Clinical trials are medical research trials involving patients. Doctors use trials to improve cancer treatment and care. They may be carried out to: 

  • test a new drug
  • research different ways of carrying out an operation
  • research a new way of giving a type of treatment.

Clinical trials provide the evidence that is needed for doctors and patients so they know which treatments are the safest and most effective.

You may be asked to take part in a treatment research trial. If you decide to take part, you will be carefully monitored during and after the study. During a trial, blood and tumour samples may be taken. You may be asked for your permission to use some of your samples for research into cancer.

If you decide not to take part in a trial, your decision will be respected. There will be no change in the way that you’re treated and you’ll be offered the standard treatment for your situation.

Current research is looking at whether different combinations of chemotherapy or targeted therapies can help to control the growth of some soft tissue sarcomas that have spread.

Research – clinical trials

Cancer research trials are carried out to try to find new and better treatments for cancer. Trials that are carried out on patients are known as clinical trials. These may be carried out to:

  • test new treatments, such as new chemotherapy drugs or targeted therapies 
  • look at new combinations of existing treatments, or change the way they are given to make them more effective or reduce side effects
  • compare the effectiveness of drugs used to control symptoms
  • find out how cancer treatments work
  • find out which treatments are the most cost-effective.

Trials are the only reliable way to find out if a different type of surgery, chemotherapy, hormone therapy, radiotherapy, or other treatment is better than what is already available


Taking part in a trial

You may be asked to take part in a treatment research trial. There can be many benefits in doing this. Trials help to improve knowledge about cancer and develop new treatments. You will be carefully monitored during and after the study.

Usually, several hospitals around the country take part in these trials. It’s important to bear in mind that some treatments that look promising at first are often later found not to be as good as existing treatments or to have side effects that outweigh the benefits.

If you decide not to take part in a trial, your decision will be respected and you don’t have to give a reason.
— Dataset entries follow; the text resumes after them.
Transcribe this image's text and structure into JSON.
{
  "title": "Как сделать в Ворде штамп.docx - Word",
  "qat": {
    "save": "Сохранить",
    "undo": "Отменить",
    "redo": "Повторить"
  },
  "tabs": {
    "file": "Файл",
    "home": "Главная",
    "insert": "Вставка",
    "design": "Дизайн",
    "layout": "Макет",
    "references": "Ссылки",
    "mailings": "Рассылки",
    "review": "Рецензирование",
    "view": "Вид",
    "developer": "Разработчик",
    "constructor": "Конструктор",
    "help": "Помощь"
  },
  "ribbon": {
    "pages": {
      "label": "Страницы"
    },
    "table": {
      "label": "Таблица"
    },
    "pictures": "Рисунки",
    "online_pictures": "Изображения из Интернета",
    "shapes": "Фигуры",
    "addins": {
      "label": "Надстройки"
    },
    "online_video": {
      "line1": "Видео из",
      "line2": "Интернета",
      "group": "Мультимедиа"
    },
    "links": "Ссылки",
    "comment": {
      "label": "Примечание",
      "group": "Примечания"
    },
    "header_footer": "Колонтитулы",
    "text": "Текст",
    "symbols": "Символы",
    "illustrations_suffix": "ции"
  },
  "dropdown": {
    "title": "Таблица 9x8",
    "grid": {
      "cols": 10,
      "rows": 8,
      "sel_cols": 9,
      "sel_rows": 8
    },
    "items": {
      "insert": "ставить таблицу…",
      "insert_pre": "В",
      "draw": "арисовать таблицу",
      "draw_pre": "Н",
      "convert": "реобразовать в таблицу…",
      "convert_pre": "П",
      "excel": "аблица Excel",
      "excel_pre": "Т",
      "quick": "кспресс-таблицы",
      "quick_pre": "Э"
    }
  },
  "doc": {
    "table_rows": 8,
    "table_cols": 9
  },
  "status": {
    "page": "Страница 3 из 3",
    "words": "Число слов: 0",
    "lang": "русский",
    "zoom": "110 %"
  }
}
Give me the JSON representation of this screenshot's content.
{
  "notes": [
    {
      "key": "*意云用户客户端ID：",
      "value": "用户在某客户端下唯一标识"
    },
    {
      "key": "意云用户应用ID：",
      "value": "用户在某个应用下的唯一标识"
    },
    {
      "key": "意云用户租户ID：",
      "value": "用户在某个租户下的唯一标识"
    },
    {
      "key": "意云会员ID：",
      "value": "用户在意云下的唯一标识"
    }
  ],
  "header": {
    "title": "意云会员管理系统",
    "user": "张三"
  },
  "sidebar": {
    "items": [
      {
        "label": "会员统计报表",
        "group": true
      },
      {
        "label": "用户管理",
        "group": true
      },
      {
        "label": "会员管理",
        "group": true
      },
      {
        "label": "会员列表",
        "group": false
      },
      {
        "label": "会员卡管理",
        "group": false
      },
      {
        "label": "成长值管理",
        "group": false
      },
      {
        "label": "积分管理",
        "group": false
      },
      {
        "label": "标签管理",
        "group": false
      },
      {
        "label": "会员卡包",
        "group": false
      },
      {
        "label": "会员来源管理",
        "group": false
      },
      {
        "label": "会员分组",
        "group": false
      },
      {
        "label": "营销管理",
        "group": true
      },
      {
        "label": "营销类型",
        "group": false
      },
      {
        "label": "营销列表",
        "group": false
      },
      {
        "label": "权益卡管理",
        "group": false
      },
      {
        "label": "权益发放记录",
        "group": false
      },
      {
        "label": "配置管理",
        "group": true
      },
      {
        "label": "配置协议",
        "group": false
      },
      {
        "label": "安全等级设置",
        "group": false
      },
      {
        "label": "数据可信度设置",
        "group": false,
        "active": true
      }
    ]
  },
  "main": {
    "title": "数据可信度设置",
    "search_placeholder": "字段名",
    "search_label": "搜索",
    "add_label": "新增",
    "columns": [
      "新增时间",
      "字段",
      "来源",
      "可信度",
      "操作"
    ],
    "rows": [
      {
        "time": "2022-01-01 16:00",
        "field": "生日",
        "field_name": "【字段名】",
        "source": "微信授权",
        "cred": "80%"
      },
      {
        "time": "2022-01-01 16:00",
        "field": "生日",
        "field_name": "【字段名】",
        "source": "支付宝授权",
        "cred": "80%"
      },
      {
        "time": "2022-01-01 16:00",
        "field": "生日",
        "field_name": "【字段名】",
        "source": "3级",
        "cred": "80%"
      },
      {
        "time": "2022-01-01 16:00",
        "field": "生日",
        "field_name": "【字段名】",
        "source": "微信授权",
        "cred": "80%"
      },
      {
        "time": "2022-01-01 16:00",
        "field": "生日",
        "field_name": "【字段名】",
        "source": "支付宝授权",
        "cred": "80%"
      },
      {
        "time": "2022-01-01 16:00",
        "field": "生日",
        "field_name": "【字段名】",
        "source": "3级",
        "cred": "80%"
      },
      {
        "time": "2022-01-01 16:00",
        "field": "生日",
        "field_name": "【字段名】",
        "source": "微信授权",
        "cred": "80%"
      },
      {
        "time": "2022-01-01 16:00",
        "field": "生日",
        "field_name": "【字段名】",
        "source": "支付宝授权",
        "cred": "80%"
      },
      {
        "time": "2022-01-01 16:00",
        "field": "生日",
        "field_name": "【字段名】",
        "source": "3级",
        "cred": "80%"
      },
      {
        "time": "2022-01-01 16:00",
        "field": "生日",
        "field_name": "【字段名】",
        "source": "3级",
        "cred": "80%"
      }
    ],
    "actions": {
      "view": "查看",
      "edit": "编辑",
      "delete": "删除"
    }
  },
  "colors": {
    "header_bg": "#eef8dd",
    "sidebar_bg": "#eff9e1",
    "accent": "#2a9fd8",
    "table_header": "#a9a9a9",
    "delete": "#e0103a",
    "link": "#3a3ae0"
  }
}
However, it can help to let the staff know your concerns so that they can give you the best advice. There will be no change in the way that you’re treated by the hospital staff, and you’ll be offered the standard treatment for your situation.

We have more information about cancer research trials (clinical trials).


Blood and tumour samples

Blood and tumour samples may be taken to help make the right diagnosis. You may be asked for your permission to use some of your samples for research into cancer. If you take part in a trial, you may also give other samples, which  may be frozen and stored for future use when new research techniques become available. Your name will be removed from the samples so you can’t be identified.

The research may be carried out at the hospital where you are treated, or at another one. This type of research takes a long time, and results may not be available for many years. The samples will be used to increase knowledge about the causes of cancer and its treatment, which will hopefully improve the outlook for future patients.


Currrent research

A number of research trials are looking at whether different combinations of chemotherapy or targeted therapies can help to control the growth of some soft tissue sarcomas that have spread. Your cancer specialist will be able to tell you more about these trials.

Back to Can and should I take part?

Safety in clinical trials

All clinical trials must meet high standards of practice, be approved by an ethics committee and closely monitored for safety.